A solution to the Journey Planner programming challenge

Here is my Javascript solution to the following problem:

Given an un-ordered list of flights taken by someone compute the person's itinerary, given a starting airport.

If none valid itinerary, return none. If more than one journey is valid, print any valid solution.

Examples

Array: [['SFO', 'HKO'], ['YYZ', 'SFO'], ['YUL', 'YYZ'], ['HKO', 'ORD']]
Starting: 'YUL'
Return: ['YUL', 'YYZ', 'SFO', 'HKO', 'ORD'].

Array: [['SFO', 'COM'], ['COM', 'YYZ']]
Starting airport 'COM'
Return None

Array: [['A', 'B'], ['A', 'C'], ['B', 'C'], ['C', 'A']]
Starting: 'A'
Return ['A', 'B', 'C', 'A', 'C']


Thank you

function plan_journey(place, journeys, route, itinerary){
if(journeys.length == 0){
itinerary.push(route + place)
}
let stops = []
for(i=0; i<journeys.length; i++){
if(journeys[i][0] == place){
stops.push(i)
}
}
if(stops == []){
return
}

for(var i=0; i<stops.length; i++){
let slice_index = stops[i]
let remaining_journeys = journeys.slice(0,slice_index).concat(journeys.slice(slice_index + 1))
let new_route = route + place + "-"
let next_place = journeys[stops[i]][1]
plan_journey(next_place, remaining_journeys, new_route, itinerary)
}
return itinerary
}

let first_stop = "A"
let journeys = [['A', 'B'], ['A', 'C'], ['B', 'C'], ['C', 'A']]
itinerary = plan_journey(first_stop, journeys, "", [])
if(itinerary.length != 0){
console.log(itinerary[0])
}else{
console.log("None")
}

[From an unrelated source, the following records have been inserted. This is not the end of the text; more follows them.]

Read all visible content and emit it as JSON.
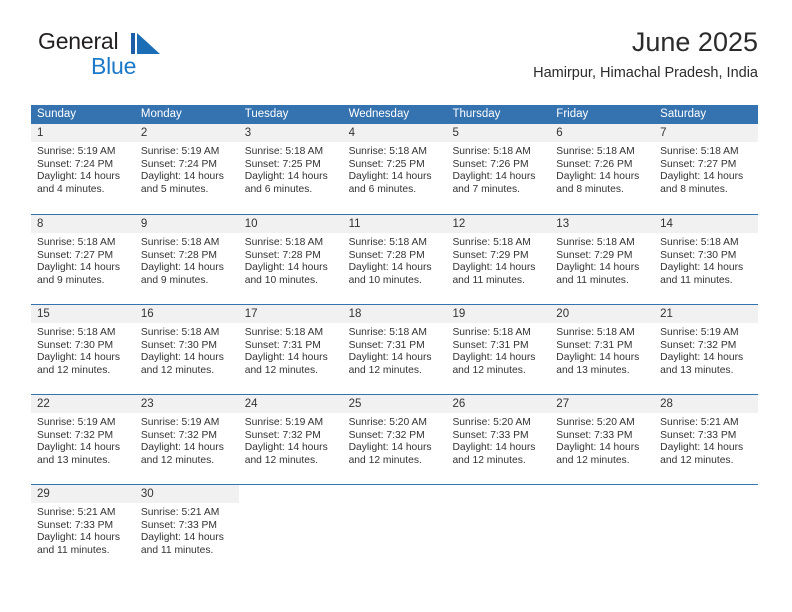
{
  "brand": {
    "name_part1": "General",
    "name_part2": "Blue",
    "mark_icon": "triangle-flag-icon",
    "accent_color": "#1b79c9"
  },
  "header": {
    "title": "June 2025",
    "subtitle": "Hamirpur, Himachal Pradesh, India"
  },
  "theme": {
    "header_blue": "#3572b0",
    "day_band_gray": "#f1f1f1",
    "text_color": "#333333"
  },
  "weekdays": [
    "Sunday",
    "Monday",
    "Tuesday",
    "Wednesday",
    "Thursday",
    "Friday",
    "Saturday"
  ],
  "weeks": [
    [
      {
        "day": "1",
        "sunrise": "Sunrise: 5:19 AM",
        "sunset": "Sunset: 7:24 PM",
        "daylight1": "Daylight: 14 hours",
        "daylight2": "and 4 minutes."
      },
      {
        "day": "2",
        "sunrise": "Sunrise: 5:19 AM",
        "sunset": "Sunset: 7:24 PM",
        "daylight1": "Daylight: 14 hours",
        "daylight2": "and 5 minutes."
      },
      {
        "day": "3",
        "sunrise": "Sunrise: 5:18 AM",
        "sunset": "Sunset: 7:25 PM",
        "daylight1": "Daylight: 14 hours",
        "daylight2": "and 6 minutes."
      },
      {
        "day": "4",
        "sunrise": "Sunrise: 5:18 AM",
        "sunset": "Sunset: 7:25 PM",
        "daylight1": "Daylight: 14 hours",
        "daylight2": "and 6 minutes."
      },
      {
        "day": "5",
        "sunrise": "Sunrise: 5:18 AM",
        "sunset": "Sunset: 7:26 PM",
        "daylight1": "Daylight: 14 hours",
        "daylight2": "and 7 minutes."
      },
      {
        "day": "6",
        "sunrise": "Sunrise: 5:18 AM",
        "sunset": "Sunset: 7:26 PM",
        "daylight1": "Daylight: 14 hours",
        "daylight2": "and 8 minutes."
      },
      {
        "day": "7",
        "sunrise": "Sunrise: 5:18 AM",
        "sunset": "Sunset: 7:27 PM",
        "daylight1": "Daylight: 14 hours",
        "daylight2": "and 8 minutes."
      }
    ],
    [
      {
        "day": "8",
        "sunrise": "Sunrise: 5:18 AM",
        "sunset": "Sunset: 7:27 PM",
        "daylight1": "Daylight: 14 hours",
        "daylight2": "and 9 minutes."
      },
      {
        "day": "9",
        "sunrise": "Sunrise: 5:18 AM",
        "sunset": "Sunset: 7:28 PM",
        "daylight1": "Daylight: 14 hours",
        "daylight2": "and 9 minutes."
      },
      {
        "day": "10",
        "sunrise": "Sunrise: 5:18 AM",
        "sunset": "Sunset: 7:28 PM",
        "daylight1": "Daylight: 14 hours",
        "daylight2": "and 10 minutes."
      },
      {
        "day": "11",
        "sunrise": "Sunrise: 5:18 AM",
        "sunset": "Sunset: 7:28 PM",
        "daylight1": "Daylight: 14 hours",
        "daylight2": "and 10 minutes."
      },
      {
        "day": "12",
        "sunrise": "Sunrise: 5:18 AM",
        "sunset": "Sunset: 7:29 PM",
        "daylight1": "Daylight: 14 hours",
        "daylight2": "and 11 minutes."
      },
      {
        "day": "13",
        "sunrise": "Sunrise: 5:18 AM",
        "sunset": "Sunset: 7:29 PM",
        "daylight1": "Daylight: 14 hours",
        "daylight2": "and 11 minutes."
      },
      {
        "day": "14",
        "sunrise": "Sunrise: 5:18 AM",
        "sunset": "Sunset: 7:30 PM",
        "daylight1": "Daylight: 14 hours",
        "daylight2": "and 11 minutes."
      }
    ],
    [
      {
        "day": "15",
        "sunrise": "Sunrise: 5:18 AM",
        "sunset": "Sunset: 7:30 PM",
        "daylight1": "Daylight: 14 hours",
        "daylight2": "and 12 minutes."
      },
      {
        "day": "16",
        "sunrise": "Sunrise: 5:18 AM",
        "sunset": "Sunset: 7:30 PM",
        "daylight1": "Daylight: 14 hours",
        "daylight2": "and 12 minutes."
      },
      {
        "day": "17",
        "sunrise": "Sunrise: 5:18 AM",
        "sunset": "Sunset: 7:31 PM",
        "daylight1": "Daylight: 14 hours",
        "daylight2": "and 12 minutes."
      },
      {
        "day": "18",
        "sunrise": "Sunrise: 5:18 AM",
        "sunset": "Sunset: 7:31 PM",
        "daylight1": "Daylight: 14 hours",
        "daylight2": "and 12 minutes."
      },
      {
        "day": "19",
        "sunrise": "Sunrise: 5:18 AM",
        "sunset": "Sunset: 7:31 PM",
        "daylight1": "Daylight: 14 hours",
        "daylight2": "and 12 minutes."
      },
      {
        "day": "20",
        "sunrise": "Sunrise: 5:18 AM",
        "sunset": "Sunset: 7:31 PM",
        "daylight1": "Daylight: 14 hours",
        "daylight2": "and 13 minutes."
      },
      {
        "day": "21",
        "sunrise": "Sunrise: 5:19 AM",
        "sunset": "Sunset: 7:32 PM",
        "daylight1": "Daylight: 14 hours",
        "daylight2": "and 13 minutes."
      }
    ],
    [
      {
        "day": "22",
        "sunrise": "Sunrise: 5:19 AM",
        "sunset": "Sunset: 7:32 PM",
        "daylight1": "Daylight: 14 hours",
        "daylight2": "and 13 minutes."
      },
      {
        "day": "23",
        "sunrise": "Sunrise: 5:19 AM",
        "sunset": "Sunset: 7:32 PM",
        "daylight1": "Daylight: 14 hours",
        "daylight2": "and 12 minutes."
      },
      {
        "day": "24",
        "sunrise": "Sunrise: 5:19 AM",
        "sunset": "Sunset: 7:32 PM",
        "daylight1": "Daylight: 14 hours",
        "daylight2": "and 12 minutes."
      },
      {
        "day": "25",
        "sunrise": "Sunrise: 5:20 AM",
        "sunset": "Sunset: 7:32 PM",
        "daylight1": "Daylight: 14 hours",
        "daylight2": "and 12 minutes."
      },
      {
        "day": "26",
        "sunrise": "Sunrise: 5:20 AM",
        "sunset": "Sunset: 7:33 PM",
        "daylight1": "Daylight: 14 hours",
        "daylight2": "and 12 minutes."
      },
      {
        "day": "27",
        "sunrise": "Sunrise: 5:20 AM",
        "sunset": "Sunset: 7:33 PM",
        "daylight1": "Daylight: 14 hours",
        "daylight2": "and 12 minutes."
      },
      {
        "day": "28",
        "sunrise": "Sunrise: 5:21 AM",
        "sunset": "Sunset: 7:33 PM",
        "daylight1": "Daylight: 14 hours",
        "daylight2": "and 12 minutes."
      }
    ],
    [
      {
        "day": "29",
        "sunrise": "Sunrise: 5:21 AM",
        "sunset": "Sunset: 7:33 PM",
        "daylight1": "Daylight: 14 hours",
        "daylight2": "and 11 minutes."
      },
      {
        "day": "30",
        "sunrise": "Sunrise: 5:21 AM",
        "sunset": "Sunset: 7:33 PM",
        "daylight1": "Daylight: 14 hours",
        "daylight2": "and 11 minutes."
      },
      {
        "day": "",
        "sunrise": "",
        "sunset": "",
        "daylight1": "",
        "daylight2": ""
      },
      {
        "day": "",
        "sunrise": "",
        "sunset": "",
        "daylight1": "",
        "daylight2": ""
      },
      {
        "day": "",
        "sunrise": "",
        "sunset": "",
        "daylight1": "",
        "daylight2": ""
      },
      {
        "day": "",
        "sunrise": "",
        "sunset": "",
        "daylight1": "",
        "daylight2": ""
      },
      {
        "day": "",
        "sunrise": "",
        "sunset": "",
        "daylight1": "",
        "daylight2": ""
      }
    ]
  ]
}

There are different ways to implement this, mainly based on how you deal with storing the information of the journeys, routes and locations. It should be possible to implement the above algorithm in such a way that it only require $$\O(E)\$$ runtime and extra space, with $$\E\$$ being the number of journeys.